London (CNN)Forget Game of Thrones. The United Kingdom and its current political landscape have turned into a fast-paced TV drama of its own that can't be missed.
Social media erupts after British politics turns into a fast-paced TV drama
It's been seven days since Brexit brought Britain to its knees. It's been a whirlwind of a ride -- filled with shock, confusion, backstabbing and uncertainty.
In what might have been the most shocking day in British politics since the Brexit announcement, Boris Johnson -- one of the nation's most recognizable faces and champion of Britain's "Leave" campaign -- announced he would not, after all, stand for Prime Minister after being essentially thrown under the bus by his closest companion, Justice Secretary Michael Gove.
Gove concluded that Johnson "cannot provide the leadership or build the team for the task ahead."
The circus-like developments sparked an eruption from social media, with many weighing in on Johnson's suspicious exit.
One meme likened Gove to the ruthless Godfather mafia boss Don Corleone:
While another summed up Boris' week, comparing him to a meme where a child celebrates a basketball dunk shortly before being knocked over by the hoop:
An account impersonating David Cameron's cat also joined in on the mockery, tweeting: "In fairness to Boris, as a cat I know a thing or two about asking to be let out and then instantly regretting that decision..."
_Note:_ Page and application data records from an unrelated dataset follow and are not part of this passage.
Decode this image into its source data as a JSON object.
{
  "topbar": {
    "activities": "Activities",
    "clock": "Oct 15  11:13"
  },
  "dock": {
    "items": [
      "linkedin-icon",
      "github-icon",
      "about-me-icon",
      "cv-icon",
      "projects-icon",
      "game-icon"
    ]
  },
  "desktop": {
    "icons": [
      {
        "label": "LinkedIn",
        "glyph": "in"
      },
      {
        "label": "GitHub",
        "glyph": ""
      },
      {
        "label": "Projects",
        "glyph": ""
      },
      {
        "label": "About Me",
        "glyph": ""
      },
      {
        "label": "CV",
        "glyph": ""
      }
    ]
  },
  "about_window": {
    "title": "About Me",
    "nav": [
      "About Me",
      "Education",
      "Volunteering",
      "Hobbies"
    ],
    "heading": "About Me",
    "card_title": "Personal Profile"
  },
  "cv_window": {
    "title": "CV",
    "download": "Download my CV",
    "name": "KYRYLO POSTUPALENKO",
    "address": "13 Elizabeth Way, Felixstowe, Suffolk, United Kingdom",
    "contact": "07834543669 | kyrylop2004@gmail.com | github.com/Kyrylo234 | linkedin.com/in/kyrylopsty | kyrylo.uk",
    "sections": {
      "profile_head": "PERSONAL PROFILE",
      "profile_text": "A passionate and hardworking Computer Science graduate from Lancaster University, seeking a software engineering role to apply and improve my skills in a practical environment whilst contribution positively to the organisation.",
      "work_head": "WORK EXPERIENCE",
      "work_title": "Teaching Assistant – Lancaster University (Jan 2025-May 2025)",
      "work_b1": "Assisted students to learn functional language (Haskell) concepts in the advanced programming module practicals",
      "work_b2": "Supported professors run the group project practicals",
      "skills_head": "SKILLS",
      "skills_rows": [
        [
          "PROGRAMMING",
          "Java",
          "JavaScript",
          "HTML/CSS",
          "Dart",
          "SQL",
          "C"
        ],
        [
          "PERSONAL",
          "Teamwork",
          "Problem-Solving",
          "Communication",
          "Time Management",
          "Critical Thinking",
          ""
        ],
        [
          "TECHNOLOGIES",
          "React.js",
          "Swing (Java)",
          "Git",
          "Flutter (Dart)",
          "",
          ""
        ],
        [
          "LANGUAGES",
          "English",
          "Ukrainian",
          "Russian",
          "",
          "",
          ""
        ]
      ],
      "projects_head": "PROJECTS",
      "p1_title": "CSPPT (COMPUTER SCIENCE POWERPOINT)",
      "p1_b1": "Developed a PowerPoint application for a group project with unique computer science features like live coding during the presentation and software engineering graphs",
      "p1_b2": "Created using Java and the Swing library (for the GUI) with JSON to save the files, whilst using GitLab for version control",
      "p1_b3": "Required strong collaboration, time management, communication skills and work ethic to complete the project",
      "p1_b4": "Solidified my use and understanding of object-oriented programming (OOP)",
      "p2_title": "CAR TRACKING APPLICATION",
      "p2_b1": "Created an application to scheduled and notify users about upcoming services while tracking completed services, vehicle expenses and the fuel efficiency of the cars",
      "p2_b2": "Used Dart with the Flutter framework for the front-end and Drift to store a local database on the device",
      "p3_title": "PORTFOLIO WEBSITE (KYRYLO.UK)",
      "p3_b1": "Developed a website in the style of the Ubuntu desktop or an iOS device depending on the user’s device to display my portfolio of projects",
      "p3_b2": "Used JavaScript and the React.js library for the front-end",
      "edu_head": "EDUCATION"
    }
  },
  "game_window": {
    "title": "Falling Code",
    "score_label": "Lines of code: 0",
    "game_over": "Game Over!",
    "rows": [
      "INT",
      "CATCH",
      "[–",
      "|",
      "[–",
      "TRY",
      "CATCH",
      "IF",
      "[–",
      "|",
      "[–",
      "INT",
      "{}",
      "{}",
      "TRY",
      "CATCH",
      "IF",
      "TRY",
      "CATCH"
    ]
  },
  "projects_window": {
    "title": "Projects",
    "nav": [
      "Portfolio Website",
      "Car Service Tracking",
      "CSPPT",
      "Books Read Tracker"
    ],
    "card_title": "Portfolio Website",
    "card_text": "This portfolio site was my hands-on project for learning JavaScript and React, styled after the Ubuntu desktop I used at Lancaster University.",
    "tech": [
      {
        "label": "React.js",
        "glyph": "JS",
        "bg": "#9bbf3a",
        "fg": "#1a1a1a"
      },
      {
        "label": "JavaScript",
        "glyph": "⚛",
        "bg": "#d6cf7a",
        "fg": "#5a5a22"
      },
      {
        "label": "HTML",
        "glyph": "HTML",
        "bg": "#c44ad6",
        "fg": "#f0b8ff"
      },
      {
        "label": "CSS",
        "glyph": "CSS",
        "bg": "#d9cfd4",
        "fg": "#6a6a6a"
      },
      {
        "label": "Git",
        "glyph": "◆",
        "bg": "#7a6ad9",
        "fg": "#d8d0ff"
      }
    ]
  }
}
Some called the event 'Borixit' -- a play on Brexit -- while others compared the rival between Gove and Johnson to Mufasa and Scar from Disney's "The Lion King":
Many have even compared Gove to Frank Underwood -- the fictional main character in the political drama "House of Cards":
Even Johnson's aides foresaw the mockery. At the site of his shocking announcement they covered up the emergency exit sign to avoid any photo opportunists.